Jared Walczak, a policy analyst with the Tax Foundation, said a lot of states have been looking at “significant sales tax base broadening,” while Idaho hasn’t. That’s left Idaho with a relatively high sales tax rate, but “not collecting a lot,” he said. “There’s an opportunity to get that rate down by implementing some base broadening,” Walczak told the Associated Taxpayers of Idaho annual conference.
He recommended if the state went that route, to consider using “tax triggers,” which phase in the changes on a contingent basis only when revenue is available. “It’s actually a great way to get buy-in,” he said. “I think it’s a good middle path way to ensure a responsible approach.”
Walczak also said he thinks Idaho has too many personal income tax brackets, at seven. “Seven brackets is a lot – it’s one of the higher numbers in the country,” he said.
Senate Tax Chairman Jeff Siddoway, R-Terreton, challenged him on that, noting that if Idaho cut the number of brackets, it’d be asking some lower-income people to pay more and some higher-income people to pay less. “I’m just an old sheepherder, so I don’t know anything,” Siddoway said, “but let’s assume you want to maintain your base income. … How do you rationalize that when you start to reduce the number of brackets?”
Walczak said, “The best way … is to simultaneously raise an Earned Income Tax Credit or working families credit, or to have a zero bracket that would provide distributional neutrality.” An example would be that everyone earning less than $30,000 would be in a zero bracket; that’s what North Carolina did when it went to a flat tax, he said.
Siddoway responded, “So you’re saying you’ve gotta combine this with a credit for those low-income folks? If you’re looking to simplify … it sounds to me like you’ve just complicated it.”
Walczak said, “I don’t know that I would call that complicated.” He noted that the federal tax code long has included the EITC.

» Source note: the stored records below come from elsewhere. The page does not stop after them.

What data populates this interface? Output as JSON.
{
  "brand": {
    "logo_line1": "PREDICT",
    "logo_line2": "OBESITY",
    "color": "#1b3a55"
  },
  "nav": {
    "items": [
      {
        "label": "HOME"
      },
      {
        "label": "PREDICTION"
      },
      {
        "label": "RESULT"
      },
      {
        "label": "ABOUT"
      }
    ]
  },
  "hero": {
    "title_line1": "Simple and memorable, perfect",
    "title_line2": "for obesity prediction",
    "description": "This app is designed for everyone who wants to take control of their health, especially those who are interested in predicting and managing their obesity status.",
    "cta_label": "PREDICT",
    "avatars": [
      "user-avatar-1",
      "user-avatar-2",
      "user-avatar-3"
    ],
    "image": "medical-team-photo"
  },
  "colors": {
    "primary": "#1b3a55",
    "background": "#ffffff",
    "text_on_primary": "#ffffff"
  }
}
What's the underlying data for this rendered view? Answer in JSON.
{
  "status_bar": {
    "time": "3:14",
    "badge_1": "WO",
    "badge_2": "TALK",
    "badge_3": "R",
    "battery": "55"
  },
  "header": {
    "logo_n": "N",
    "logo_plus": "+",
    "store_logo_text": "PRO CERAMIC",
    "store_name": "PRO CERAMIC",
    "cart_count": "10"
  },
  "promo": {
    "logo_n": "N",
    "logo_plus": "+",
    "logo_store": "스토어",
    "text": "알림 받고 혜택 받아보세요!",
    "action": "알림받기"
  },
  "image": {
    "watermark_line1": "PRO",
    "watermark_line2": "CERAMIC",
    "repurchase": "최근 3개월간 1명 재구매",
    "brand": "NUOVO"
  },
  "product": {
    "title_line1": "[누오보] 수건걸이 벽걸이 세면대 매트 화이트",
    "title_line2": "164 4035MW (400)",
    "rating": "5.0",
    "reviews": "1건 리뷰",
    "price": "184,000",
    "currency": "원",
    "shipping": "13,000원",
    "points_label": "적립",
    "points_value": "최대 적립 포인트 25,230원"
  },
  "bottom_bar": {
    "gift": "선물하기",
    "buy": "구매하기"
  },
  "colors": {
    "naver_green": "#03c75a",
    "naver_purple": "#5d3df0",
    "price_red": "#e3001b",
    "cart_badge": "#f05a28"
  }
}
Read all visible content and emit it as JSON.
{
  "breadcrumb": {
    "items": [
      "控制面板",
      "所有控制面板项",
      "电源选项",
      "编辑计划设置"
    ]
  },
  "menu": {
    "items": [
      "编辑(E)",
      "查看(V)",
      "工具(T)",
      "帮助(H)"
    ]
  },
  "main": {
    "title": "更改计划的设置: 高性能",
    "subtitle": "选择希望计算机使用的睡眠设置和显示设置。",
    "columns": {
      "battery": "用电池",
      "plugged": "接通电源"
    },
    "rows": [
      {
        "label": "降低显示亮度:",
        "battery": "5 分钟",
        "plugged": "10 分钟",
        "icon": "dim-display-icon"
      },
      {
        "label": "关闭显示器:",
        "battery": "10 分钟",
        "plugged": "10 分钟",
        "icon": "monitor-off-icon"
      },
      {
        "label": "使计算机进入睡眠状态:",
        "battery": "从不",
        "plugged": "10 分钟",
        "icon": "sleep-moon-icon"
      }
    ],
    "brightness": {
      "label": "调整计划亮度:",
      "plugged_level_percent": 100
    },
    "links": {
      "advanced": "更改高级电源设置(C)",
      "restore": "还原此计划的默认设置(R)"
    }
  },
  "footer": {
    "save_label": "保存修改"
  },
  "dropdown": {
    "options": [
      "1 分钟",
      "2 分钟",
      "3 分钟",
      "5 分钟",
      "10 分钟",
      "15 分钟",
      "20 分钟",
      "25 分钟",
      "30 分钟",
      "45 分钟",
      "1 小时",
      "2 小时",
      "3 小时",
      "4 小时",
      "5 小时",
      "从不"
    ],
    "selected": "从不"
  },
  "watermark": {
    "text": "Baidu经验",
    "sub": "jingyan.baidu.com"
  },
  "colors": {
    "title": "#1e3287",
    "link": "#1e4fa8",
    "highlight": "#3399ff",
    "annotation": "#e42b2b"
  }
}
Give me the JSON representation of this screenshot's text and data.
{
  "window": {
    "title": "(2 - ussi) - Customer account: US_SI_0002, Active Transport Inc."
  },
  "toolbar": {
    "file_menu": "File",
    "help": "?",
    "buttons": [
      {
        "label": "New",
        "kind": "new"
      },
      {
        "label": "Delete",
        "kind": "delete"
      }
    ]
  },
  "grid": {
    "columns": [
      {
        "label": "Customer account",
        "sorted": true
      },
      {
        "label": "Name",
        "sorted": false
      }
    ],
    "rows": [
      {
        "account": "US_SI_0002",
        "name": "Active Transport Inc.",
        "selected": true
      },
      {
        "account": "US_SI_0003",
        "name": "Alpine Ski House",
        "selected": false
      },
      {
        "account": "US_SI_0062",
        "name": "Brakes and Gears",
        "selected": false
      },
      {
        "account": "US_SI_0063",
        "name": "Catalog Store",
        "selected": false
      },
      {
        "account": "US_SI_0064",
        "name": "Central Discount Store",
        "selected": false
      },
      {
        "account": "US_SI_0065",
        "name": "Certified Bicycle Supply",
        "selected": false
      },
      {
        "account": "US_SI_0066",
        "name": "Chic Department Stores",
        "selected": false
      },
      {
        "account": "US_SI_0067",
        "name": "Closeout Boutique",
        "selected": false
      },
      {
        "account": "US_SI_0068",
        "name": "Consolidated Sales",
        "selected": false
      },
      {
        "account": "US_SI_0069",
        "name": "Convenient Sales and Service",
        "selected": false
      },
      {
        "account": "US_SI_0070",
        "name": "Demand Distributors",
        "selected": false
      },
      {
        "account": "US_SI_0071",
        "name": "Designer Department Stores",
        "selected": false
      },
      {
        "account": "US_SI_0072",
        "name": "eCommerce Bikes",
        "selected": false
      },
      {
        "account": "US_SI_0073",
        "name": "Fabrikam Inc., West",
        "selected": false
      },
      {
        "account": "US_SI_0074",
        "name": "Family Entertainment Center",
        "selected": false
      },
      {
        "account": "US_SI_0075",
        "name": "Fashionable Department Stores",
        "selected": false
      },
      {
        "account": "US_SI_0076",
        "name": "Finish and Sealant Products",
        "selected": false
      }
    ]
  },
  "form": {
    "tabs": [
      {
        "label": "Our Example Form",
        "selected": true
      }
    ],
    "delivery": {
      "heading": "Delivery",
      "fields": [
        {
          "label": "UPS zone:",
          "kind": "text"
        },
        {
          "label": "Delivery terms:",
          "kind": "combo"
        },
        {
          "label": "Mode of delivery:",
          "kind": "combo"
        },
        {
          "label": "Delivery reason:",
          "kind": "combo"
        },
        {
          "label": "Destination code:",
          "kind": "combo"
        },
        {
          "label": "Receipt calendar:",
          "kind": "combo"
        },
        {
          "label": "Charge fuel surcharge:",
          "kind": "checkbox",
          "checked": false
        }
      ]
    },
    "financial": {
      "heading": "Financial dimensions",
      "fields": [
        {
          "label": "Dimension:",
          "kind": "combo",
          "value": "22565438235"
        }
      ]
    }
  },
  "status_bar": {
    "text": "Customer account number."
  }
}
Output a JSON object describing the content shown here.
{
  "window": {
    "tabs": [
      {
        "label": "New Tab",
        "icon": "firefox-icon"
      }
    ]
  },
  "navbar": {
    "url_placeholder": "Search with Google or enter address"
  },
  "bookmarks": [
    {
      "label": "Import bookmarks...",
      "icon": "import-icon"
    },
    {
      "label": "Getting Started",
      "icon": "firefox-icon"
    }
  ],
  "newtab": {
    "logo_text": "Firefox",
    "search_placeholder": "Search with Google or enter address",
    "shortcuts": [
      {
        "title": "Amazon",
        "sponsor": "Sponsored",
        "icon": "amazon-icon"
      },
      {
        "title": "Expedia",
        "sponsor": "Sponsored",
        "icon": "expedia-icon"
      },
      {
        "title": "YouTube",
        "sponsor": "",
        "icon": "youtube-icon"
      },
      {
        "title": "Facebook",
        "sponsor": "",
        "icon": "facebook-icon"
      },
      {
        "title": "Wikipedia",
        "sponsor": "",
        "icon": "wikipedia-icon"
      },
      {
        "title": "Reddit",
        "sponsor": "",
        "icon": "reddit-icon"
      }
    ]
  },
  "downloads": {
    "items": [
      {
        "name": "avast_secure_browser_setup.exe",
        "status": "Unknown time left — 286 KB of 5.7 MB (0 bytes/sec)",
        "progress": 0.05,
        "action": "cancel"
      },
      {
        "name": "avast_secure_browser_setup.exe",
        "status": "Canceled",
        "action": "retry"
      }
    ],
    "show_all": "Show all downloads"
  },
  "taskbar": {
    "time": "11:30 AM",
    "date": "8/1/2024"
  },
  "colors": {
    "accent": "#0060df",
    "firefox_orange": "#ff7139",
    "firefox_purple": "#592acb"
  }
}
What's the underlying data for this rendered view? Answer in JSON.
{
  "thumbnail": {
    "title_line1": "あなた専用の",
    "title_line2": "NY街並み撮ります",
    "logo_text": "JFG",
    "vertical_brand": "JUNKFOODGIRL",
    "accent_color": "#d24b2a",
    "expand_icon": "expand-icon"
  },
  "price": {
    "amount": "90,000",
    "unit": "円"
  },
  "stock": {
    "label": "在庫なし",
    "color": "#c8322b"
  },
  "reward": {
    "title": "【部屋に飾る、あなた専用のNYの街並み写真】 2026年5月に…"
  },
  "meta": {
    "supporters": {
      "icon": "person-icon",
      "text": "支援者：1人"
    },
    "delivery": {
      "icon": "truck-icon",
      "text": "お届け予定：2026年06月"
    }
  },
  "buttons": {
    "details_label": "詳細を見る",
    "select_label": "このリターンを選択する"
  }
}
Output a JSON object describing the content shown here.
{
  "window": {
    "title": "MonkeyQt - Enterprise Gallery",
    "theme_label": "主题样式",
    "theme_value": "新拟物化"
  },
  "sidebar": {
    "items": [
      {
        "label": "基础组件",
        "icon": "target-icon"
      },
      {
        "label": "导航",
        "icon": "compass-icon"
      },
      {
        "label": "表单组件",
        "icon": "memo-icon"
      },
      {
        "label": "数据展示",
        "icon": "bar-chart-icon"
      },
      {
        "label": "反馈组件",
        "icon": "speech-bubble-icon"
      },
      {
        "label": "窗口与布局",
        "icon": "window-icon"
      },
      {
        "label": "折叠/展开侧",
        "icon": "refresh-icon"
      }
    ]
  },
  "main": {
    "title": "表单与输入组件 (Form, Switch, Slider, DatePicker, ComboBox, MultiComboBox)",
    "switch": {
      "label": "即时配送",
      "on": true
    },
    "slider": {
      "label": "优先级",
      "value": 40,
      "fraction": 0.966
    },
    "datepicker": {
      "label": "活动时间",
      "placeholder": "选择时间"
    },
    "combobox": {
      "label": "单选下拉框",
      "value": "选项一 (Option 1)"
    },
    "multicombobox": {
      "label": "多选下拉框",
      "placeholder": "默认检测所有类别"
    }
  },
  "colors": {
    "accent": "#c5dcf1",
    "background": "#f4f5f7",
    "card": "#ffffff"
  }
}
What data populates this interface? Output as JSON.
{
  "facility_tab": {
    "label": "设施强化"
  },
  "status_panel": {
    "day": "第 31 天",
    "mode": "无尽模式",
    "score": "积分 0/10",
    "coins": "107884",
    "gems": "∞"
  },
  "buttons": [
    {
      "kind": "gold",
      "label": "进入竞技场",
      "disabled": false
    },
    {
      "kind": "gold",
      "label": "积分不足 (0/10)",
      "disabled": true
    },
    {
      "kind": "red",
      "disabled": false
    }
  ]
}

He said the foundation’s rankings for state business tax climate place Idaho 20th overall. For individual income tax, the state ranks 23rd highest; for corporate income tax, 24th; sales tax, 26th; unemployment insurance tax, 46th; and property and wealth taxes, 2nd, largely due to the state’s comparatively low property tax rates.